The AHA also placed Mercy Health — Anderson, Fairfield and West Hospitals on the Target: Heart Failure Honor Roll, which requires that hospitals meet specific criteria that improves medication adherence, provides early follow-up care and coordination and enhances patient education. The goal is to improve the quality of life of patients managing this chronic condition.
Mercy Health’s hospitals earned the recognitions by meeting specific quality achievement measures for the diagnosis and treatment of heart failure patients at a set level for a designated period. These measures include evaluation of the proper use of medications and aggressive risk-reduction therapies. Before discharge, patients should also receive education on managing their heart failure and overall health, get a follow-up visit scheduled, as well as other care transition interventions.
“Heart failure is a notoriously difficult condition to manage and we partner with our patients to help them not just live but thrive with this condition,” said Dave Fikse, President, Mercy Health — Cincinnati.
“Mercy Health is dedicated to improving the quality of care for our patients with heart failure and implementing the American Heart Association’s Get With The Guidelines-HF initiative has given us tools and resources to help us track and measure our success in meeting evidenced-based clinical guidelines that improve patient outcomes.”
“We are pleased to recognize Mercy Health — Cincinnati for its commitment to heart failure care,” said Lee H. Schwamm, M.D., national chairperson of the Quality Oversight Committee and Executive Vice Chair of Neurology, Director of Acute Stroke Services, Massachusetts General Hospital, Boston, Massachusetts. “Research has shown that hospitals adhering to clinical measures through the Get With The Guidelines quality improvement initiative can often see fewer readmissions and lower mortality rates.”

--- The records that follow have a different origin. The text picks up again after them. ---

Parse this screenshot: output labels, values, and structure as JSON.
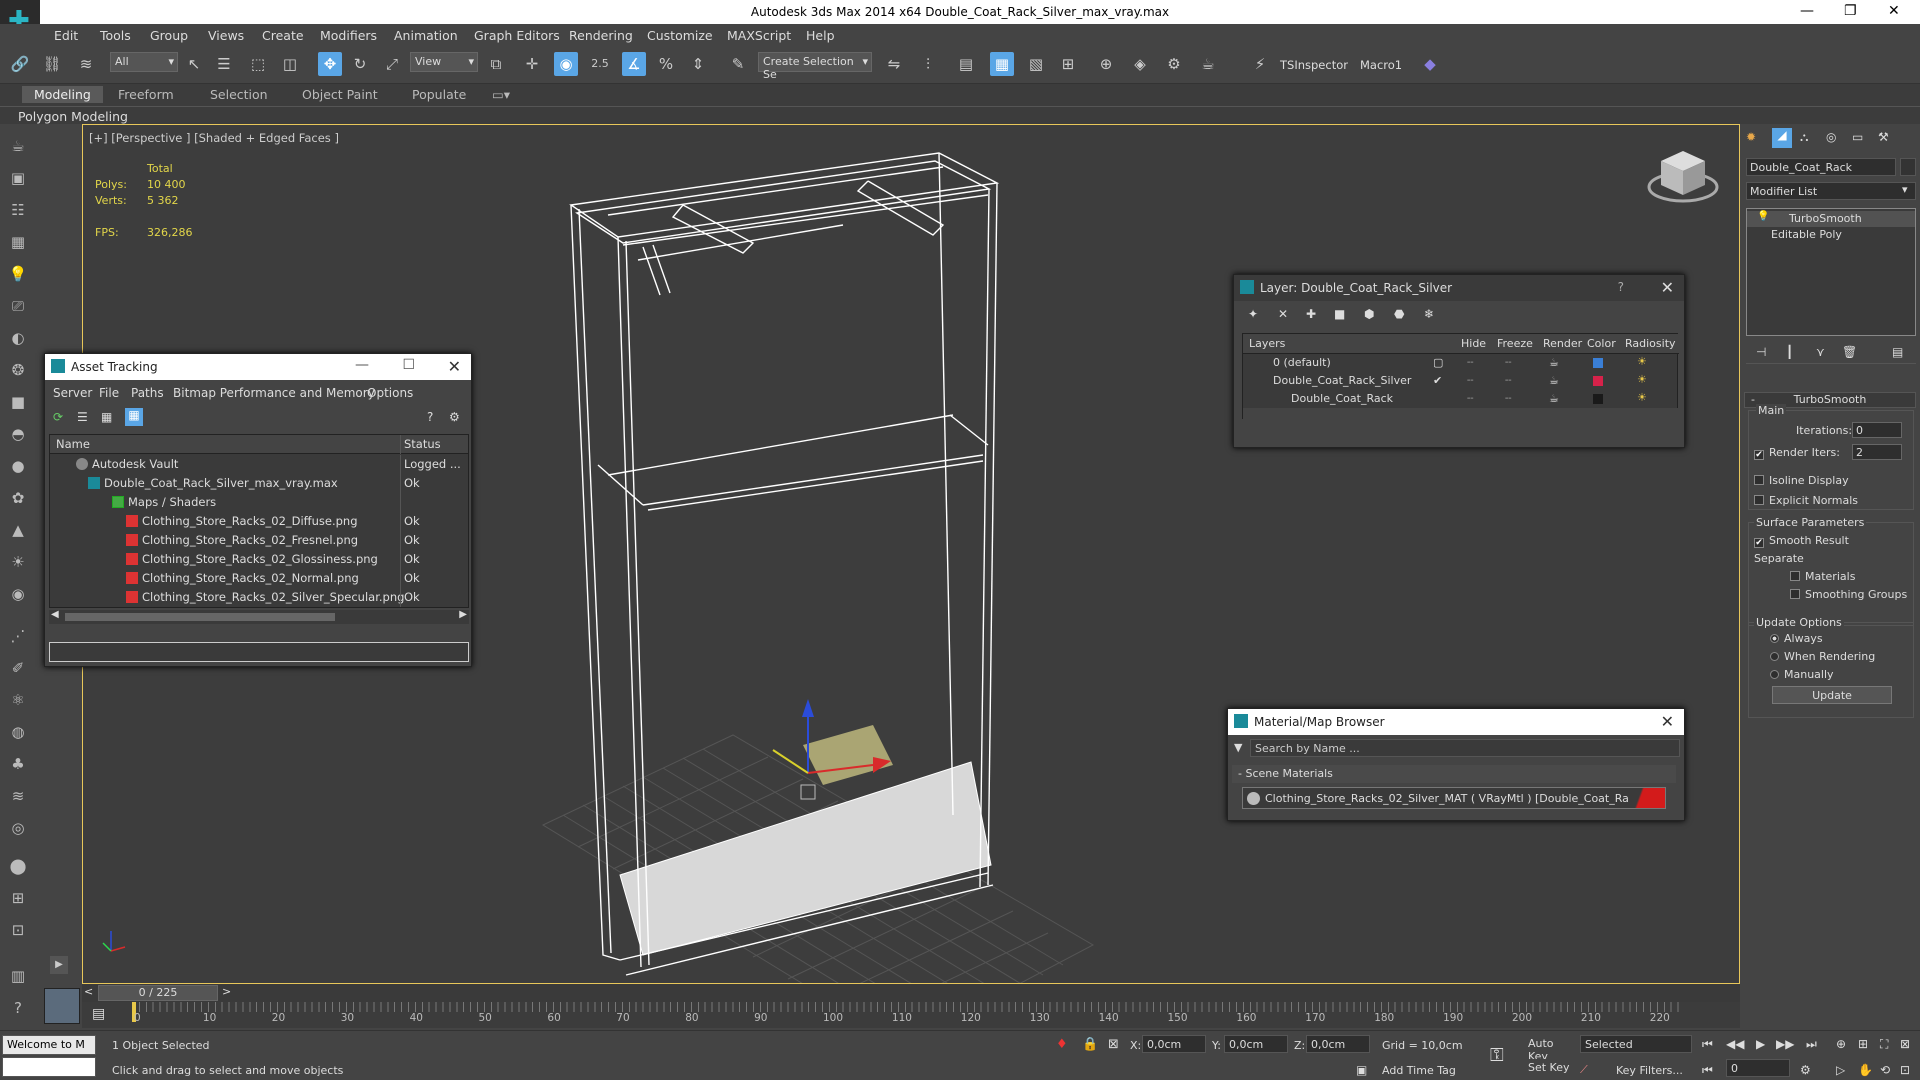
{
  "window": {
    "title": "Autodesk 3ds Max  2014 x64    Double_Coat_Rack_Silver_max_vray.max"
  },
  "menu": [
    "Edit",
    "Tools",
    "Group",
    "Views",
    "Create",
    "Modifiers",
    "Animation",
    "Graph Editors",
    "Rendering",
    "Customize",
    "MAXScript",
    "Help"
  ],
  "toolbar": {
    "filter_value": "All",
    "refcoord_value": "View",
    "snap_label": "2.5",
    "selection_set_placeholder": "Create Selection Se",
    "tsinspector_label": "TSInspector",
    "macro_label": "Macro1"
  },
  "ribbon": {
    "tabs": [
      "Modeling",
      "Freeform",
      "Selection",
      "Object Paint",
      "Populate"
    ],
    "active": "Modeling",
    "sub_label": "Polygon Modeling"
  },
  "viewport": {
    "label": "[+] [Perspective ] [Shaded + Edged Faces ]",
    "stats": {
      "total_label": "Total",
      "polys_label": "Polys:",
      "polys_value": "10 400",
      "verts_label": "Verts:",
      "verts_value": "5 362",
      "fps_label": "FPS:",
      "fps_value": "326,286"
    }
  },
  "asset_tracking": {
    "title": "Asset Tracking",
    "menu": [
      "Server",
      "File",
      "Paths",
      "Bitmap Performance and Memory",
      "Options"
    ],
    "col_name": "Name",
    "col_status": "Status",
    "rows": [
      {
        "name": "Autodesk Vault",
        "status": "Logged ..."
      },
      {
        "name": "Double_Coat_Rack_Silver_max_vray.max",
        "status": "Ok"
      },
      {
        "name": "Maps / Shaders",
        "status": ""
      },
      {
        "name": "Clothing_Store_Racks_02_Diffuse.png",
        "status": "Ok"
      },
      {
        "name": "Clothing_Store_Racks_02_Fresnel.png",
        "status": "Ok"
      },
      {
        "name": "Clothing_Store_Racks_02_Glossiness.png",
        "status": "Ok"
      },
      {
        "name": "Clothing_Store_Racks_02_Normal.png",
        "status": "Ok"
      },
      {
        "name": "Clothing_Store_Racks_02_Silver_Specular.png",
        "status": "Ok"
      }
    ]
  },
  "layer_dialog": {
    "title": "Layer: Double_Coat_Rack_Silver",
    "help": "?",
    "cols": [
      "Layers",
      "Hide",
      "Freeze",
      "Render",
      "Color",
      "Radiosity"
    ],
    "rows": [
      {
        "name": "0 (default)",
        "color": "#3a7fd6"
      },
      {
        "name": "Double_Coat_Rack_Silver",
        "color": "#d6224a"
      },
      {
        "name": "Double_Coat_Rack",
        "color": "#1a1a1a"
      }
    ]
  },
  "material_browser": {
    "title": "Material/Map Browser",
    "search_placeholder": "Search by Name ...",
    "section": "- Scene Materials",
    "item": "Clothing_Store_Racks_02_Silver_MAT  ( VRayMtl )  [Double_Coat_Rack]"
  },
  "command_panel": {
    "object_name": "Double_Coat_Rack",
    "modifier_list": "Modifier List",
    "stack": [
      "TurboSmooth",
      "Editable Poly"
    ],
    "rollout": "TurboSmooth",
    "main": "Main",
    "iterations_label": "Iterations:",
    "iterations_value": "0",
    "render_iters_label": "Render Iters:",
    "render_iters_value": "2",
    "isoline": "Isoline Display",
    "explicit": "Explicit Normals",
    "surface": "Surface Parameters",
    "smooth": "Smooth Result",
    "separate": "Separate",
    "materials": "Materials",
    "smoothing": "Smoothing Groups",
    "update_options": "Update Options",
    "always": "Always",
    "when_rendering": "When Rendering",
    "manually": "Manually",
    "update_btn": "Update"
  },
  "timeline": {
    "frame_label": "0 / 225",
    "ticks": [
      "0",
      "10",
      "20",
      "30",
      "40",
      "50",
      "60",
      "70",
      "80",
      "90",
      "100",
      "110",
      "120",
      "130",
      "140",
      "150",
      "160",
      "170",
      "180",
      "190",
      "200",
      "210",
      "220"
    ]
  },
  "status": {
    "maxscript": "Welcome to M",
    "selected": "1 Object Selected",
    "hint": "Click and drag to select and move objects",
    "x_label": "X:",
    "x_value": "0,0cm",
    "y_label": "Y:",
    "y_value": "0,0cm",
    "z_label": "Z:",
    "z_value": "0,0cm",
    "grid": "Grid = 10,0cm",
    "add_time_tag": "Add Time Tag",
    "auto_key": "Auto Key",
    "set_key": "Set Key",
    "selected_dd": "Selected",
    "key_filters": "Key Filters...",
    "frame_value": "0"
  }
}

According to the American Heart Association, more than 6.5 million adults in the United States are living with heart failure. Many heart failure patients can lead a full, enjoyable life when their condition is managed with proper medications or devices and with healthy lifestyle changes.